Most criminal defendants wear whatever they are given by their attorney or family to their sentencing; a lot of people are too poor to afford bail, and so they have been wearing jailhouse orange for many months before ever getting their day in court. I was much more fortunate; when I flew to Chicago to be sentenced to prison, I had three choices of court attire in my suitcase. A cadet-blue pantsuit, a very severe navy coatdress, and a wild card I had packed at the last minute: a vintage fifties pencil-skirt suit I had bought on eBay, in a coffee and cream tweed with a subtle sky blue check. It looked like something a Hitchcock heroine would have worn.

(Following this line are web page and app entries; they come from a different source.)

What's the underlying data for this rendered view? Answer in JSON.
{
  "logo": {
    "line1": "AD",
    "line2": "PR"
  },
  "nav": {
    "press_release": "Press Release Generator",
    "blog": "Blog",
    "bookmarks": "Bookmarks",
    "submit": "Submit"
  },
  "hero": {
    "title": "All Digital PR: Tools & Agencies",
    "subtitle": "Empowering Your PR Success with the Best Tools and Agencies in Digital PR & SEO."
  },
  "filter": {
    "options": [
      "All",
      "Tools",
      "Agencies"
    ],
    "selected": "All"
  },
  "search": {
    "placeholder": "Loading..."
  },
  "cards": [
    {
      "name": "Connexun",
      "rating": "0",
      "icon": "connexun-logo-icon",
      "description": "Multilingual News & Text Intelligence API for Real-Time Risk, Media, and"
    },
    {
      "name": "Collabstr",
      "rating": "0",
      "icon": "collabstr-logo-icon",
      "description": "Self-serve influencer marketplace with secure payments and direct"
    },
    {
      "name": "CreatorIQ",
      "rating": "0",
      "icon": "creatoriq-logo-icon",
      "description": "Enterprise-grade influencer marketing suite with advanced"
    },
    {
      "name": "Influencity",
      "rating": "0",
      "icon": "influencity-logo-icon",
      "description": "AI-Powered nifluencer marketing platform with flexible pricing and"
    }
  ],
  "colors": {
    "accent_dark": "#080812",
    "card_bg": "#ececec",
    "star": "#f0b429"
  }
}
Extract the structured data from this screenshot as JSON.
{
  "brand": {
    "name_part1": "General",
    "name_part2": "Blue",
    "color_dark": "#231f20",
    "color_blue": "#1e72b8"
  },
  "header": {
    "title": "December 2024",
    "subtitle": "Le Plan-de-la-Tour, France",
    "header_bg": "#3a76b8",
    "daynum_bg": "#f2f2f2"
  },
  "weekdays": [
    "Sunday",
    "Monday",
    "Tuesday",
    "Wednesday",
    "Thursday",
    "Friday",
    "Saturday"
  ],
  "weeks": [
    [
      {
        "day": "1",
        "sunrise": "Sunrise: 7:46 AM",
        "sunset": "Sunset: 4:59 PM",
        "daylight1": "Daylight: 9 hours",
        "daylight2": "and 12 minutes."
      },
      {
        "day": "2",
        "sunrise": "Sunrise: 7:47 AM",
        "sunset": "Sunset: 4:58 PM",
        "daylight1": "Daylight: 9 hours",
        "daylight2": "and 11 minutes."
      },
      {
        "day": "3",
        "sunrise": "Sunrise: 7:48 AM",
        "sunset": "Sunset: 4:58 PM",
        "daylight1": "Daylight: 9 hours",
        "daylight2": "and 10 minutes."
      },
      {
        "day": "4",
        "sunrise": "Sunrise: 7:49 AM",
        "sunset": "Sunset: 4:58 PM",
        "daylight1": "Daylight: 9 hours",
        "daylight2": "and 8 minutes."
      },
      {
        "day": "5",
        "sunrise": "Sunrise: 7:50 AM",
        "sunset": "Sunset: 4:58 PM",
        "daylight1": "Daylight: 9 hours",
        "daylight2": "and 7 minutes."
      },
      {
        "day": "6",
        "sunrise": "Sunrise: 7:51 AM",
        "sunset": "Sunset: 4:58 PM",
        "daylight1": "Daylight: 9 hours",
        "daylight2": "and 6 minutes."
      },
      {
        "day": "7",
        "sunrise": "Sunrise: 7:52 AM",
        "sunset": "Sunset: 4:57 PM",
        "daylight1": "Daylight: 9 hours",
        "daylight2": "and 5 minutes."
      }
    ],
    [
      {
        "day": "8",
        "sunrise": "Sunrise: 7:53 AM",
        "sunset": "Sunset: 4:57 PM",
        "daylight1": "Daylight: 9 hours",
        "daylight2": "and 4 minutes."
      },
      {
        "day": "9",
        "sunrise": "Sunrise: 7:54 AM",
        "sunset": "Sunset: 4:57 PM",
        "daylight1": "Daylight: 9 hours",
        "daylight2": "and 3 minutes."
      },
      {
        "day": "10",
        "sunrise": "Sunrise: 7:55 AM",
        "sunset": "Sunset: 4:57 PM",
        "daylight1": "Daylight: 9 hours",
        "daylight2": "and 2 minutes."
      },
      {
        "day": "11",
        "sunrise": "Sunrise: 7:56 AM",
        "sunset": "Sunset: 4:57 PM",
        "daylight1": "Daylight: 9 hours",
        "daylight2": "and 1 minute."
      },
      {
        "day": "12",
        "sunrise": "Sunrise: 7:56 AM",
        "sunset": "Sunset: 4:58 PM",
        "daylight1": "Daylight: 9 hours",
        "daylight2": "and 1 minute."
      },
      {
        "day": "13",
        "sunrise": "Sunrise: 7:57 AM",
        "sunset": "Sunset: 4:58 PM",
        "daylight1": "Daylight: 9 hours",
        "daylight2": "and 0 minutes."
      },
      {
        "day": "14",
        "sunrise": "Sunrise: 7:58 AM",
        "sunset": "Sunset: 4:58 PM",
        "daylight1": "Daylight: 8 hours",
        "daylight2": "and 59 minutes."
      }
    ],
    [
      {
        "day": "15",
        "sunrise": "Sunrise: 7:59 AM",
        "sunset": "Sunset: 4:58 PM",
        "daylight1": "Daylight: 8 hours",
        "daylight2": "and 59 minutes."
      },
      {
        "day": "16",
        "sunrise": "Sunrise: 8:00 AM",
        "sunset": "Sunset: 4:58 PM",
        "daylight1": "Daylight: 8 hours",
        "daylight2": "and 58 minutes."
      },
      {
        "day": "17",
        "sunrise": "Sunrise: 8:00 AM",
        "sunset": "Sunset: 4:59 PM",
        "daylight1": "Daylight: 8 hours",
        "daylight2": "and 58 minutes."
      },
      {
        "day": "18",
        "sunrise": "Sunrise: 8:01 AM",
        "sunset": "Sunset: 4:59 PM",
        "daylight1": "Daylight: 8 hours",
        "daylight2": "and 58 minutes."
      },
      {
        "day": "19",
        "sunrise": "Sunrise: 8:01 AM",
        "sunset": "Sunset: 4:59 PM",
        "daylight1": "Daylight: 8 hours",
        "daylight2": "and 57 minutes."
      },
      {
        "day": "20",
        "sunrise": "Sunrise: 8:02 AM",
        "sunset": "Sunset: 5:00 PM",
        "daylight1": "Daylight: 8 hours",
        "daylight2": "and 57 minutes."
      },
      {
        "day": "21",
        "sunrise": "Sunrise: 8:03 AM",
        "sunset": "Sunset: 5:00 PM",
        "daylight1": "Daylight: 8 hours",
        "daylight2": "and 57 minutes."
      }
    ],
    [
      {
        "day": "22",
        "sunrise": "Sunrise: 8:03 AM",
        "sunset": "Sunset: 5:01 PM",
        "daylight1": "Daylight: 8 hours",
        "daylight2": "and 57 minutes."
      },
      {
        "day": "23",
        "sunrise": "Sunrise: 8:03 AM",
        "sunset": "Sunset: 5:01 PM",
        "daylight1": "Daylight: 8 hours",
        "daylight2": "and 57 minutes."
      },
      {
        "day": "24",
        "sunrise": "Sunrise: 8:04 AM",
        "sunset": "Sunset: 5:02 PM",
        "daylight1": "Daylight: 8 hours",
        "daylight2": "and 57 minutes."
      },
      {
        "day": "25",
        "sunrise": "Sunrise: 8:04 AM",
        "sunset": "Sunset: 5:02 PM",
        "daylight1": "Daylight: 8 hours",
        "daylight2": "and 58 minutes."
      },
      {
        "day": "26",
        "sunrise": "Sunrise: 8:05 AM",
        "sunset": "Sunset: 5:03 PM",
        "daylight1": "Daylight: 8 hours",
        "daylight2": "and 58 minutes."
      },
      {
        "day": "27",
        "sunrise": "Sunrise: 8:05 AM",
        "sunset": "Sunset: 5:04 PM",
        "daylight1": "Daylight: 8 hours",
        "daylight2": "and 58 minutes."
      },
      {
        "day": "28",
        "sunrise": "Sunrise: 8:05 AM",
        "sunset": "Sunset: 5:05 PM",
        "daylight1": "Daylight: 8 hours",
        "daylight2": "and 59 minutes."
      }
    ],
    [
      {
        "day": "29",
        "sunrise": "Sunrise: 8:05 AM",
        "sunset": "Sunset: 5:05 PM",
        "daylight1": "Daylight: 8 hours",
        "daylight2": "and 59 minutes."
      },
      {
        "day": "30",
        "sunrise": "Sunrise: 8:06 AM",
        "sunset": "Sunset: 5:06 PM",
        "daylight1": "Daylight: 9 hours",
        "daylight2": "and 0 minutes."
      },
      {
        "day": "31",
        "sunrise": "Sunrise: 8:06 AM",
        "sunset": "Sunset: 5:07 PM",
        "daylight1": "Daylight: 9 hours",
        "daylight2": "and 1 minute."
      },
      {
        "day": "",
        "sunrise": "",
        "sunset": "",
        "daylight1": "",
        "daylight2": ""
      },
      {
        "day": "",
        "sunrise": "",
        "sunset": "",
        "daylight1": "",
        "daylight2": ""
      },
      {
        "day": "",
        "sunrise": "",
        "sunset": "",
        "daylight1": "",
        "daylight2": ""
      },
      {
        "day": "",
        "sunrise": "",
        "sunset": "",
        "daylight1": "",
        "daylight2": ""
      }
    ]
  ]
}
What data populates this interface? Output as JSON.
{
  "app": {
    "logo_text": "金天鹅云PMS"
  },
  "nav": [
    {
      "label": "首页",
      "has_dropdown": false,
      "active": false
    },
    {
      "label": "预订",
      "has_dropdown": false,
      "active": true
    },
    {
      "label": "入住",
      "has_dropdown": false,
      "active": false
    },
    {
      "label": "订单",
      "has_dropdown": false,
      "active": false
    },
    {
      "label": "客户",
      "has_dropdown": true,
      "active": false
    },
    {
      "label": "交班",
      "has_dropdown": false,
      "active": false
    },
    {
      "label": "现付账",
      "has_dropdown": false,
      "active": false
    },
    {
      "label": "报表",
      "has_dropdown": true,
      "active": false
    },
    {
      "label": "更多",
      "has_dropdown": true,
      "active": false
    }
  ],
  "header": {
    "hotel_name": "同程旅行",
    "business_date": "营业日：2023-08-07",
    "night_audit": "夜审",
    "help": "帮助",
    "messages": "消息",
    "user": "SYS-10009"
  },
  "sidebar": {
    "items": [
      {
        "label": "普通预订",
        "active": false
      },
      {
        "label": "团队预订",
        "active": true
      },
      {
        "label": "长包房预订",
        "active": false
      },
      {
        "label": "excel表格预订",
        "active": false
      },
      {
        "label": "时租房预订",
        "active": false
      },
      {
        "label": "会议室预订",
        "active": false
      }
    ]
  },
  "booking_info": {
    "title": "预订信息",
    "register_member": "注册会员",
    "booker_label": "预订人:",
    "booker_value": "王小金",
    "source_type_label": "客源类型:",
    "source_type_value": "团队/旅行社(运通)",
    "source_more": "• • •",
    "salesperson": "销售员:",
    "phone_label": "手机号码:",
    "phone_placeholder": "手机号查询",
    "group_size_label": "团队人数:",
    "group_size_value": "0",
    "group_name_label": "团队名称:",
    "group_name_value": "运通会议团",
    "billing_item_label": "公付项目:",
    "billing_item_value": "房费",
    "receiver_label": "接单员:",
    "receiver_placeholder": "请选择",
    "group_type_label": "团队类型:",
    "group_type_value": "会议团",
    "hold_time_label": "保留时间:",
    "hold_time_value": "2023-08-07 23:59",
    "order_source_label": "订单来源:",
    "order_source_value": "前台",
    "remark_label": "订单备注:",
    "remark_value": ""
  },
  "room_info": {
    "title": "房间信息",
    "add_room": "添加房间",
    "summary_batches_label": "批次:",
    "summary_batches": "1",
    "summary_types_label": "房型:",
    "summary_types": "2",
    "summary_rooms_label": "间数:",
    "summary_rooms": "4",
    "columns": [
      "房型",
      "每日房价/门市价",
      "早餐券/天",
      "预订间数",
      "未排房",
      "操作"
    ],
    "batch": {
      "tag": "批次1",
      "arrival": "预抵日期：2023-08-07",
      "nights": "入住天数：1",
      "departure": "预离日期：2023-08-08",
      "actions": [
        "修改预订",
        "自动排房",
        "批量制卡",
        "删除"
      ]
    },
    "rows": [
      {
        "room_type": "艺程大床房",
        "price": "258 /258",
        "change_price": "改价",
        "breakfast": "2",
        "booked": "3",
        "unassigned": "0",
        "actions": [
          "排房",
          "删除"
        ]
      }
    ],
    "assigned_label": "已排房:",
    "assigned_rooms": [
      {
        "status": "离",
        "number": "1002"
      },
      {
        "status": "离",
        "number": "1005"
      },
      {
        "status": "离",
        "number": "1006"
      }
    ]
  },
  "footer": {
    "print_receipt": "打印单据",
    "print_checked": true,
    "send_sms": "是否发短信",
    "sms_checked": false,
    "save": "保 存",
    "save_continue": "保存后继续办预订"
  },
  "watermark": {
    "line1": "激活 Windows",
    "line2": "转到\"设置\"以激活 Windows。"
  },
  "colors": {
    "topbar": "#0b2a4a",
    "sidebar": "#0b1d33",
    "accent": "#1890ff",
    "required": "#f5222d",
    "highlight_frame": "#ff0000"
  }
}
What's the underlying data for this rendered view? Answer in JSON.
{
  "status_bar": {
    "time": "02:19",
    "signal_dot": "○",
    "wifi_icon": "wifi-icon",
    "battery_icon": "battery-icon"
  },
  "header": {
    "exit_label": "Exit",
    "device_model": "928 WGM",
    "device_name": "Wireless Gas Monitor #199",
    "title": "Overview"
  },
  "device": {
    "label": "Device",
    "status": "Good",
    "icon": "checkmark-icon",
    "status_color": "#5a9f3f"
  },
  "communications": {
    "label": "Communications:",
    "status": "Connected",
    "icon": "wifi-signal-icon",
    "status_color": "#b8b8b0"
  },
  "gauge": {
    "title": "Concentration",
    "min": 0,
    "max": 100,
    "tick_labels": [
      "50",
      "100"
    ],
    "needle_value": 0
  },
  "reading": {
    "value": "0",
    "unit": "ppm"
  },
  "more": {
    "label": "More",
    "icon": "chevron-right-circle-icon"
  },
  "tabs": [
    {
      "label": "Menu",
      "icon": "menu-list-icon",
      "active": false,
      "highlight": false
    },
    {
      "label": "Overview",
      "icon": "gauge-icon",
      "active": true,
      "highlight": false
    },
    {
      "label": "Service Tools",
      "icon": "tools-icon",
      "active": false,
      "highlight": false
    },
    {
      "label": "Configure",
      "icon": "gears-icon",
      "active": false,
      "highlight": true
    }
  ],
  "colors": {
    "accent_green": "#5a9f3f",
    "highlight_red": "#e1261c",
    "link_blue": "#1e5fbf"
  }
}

“That’s the one,” said my lawyer, pointing to the skirt suit. “We want the judge to be reminded of his own daughter or niece or neighbor when he looks at you.” For someone standing for judgment, the importance of being seen as a complete human being, someone who is more than just the contents of the file folders that rest on the bench in front of His or Her Honor, cannot be overstated. To enter the courtroom ready for whatever would happen, I wanted to be dressed to represent me, which was much more than a few months of my life ten years past. The eBay suit worked as a counterbalance to my decade-old neck tattoo (which would serve me so well months later in prison), two visual signals on the opposite sides of the scales of justice on that day.

Piper Kerman is the author of the memoir Orange is the New Black: My Year in a Women’s Prison, which was adapted into an original television series for Netflix-Official.

Photo ©Ally Lindsay
Extract from Worn Stories by Emily Spivack, pp79, published by papress, September 2014.